## How to complete this task
For the records below, give the number of lines containing the word "title" and no other text.

Items from an interface collection:

..........

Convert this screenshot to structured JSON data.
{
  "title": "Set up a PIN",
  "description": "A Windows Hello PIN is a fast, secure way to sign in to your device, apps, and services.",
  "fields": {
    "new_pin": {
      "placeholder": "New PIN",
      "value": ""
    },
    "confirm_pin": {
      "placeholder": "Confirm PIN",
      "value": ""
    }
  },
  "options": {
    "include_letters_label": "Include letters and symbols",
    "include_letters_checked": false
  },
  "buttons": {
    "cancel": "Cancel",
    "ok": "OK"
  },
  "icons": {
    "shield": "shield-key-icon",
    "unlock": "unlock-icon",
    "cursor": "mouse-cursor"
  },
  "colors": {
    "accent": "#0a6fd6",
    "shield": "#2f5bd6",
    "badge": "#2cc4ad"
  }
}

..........

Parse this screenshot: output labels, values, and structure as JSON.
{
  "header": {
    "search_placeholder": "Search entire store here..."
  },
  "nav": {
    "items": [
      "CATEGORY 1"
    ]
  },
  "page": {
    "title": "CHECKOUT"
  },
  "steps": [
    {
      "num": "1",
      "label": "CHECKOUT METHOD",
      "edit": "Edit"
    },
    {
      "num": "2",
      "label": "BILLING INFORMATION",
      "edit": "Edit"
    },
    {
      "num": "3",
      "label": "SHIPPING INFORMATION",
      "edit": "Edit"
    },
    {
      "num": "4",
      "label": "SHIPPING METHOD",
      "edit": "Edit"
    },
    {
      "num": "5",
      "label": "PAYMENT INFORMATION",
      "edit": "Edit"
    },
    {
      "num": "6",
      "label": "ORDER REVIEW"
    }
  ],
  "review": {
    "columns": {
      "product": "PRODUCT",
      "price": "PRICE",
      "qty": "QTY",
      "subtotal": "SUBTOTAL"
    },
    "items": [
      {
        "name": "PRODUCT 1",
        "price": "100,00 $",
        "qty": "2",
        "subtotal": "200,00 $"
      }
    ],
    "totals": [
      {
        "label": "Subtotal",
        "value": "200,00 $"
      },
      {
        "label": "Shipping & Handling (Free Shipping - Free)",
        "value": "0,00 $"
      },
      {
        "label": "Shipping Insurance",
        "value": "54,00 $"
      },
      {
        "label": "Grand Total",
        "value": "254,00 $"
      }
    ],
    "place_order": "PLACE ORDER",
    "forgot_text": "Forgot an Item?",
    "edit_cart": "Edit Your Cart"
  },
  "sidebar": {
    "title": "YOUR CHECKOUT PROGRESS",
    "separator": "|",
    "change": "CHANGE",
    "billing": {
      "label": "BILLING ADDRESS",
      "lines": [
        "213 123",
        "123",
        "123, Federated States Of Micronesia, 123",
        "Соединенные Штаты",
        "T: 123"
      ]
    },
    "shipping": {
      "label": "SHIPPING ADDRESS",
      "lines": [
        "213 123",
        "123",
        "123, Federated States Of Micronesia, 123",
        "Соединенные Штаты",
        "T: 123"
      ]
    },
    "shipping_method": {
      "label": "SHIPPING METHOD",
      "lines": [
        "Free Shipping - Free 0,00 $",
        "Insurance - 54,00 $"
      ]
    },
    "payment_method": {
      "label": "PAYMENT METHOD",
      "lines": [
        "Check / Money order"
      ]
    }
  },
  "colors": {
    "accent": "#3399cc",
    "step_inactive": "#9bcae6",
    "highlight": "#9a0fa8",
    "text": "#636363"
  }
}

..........

## Answer to this task
3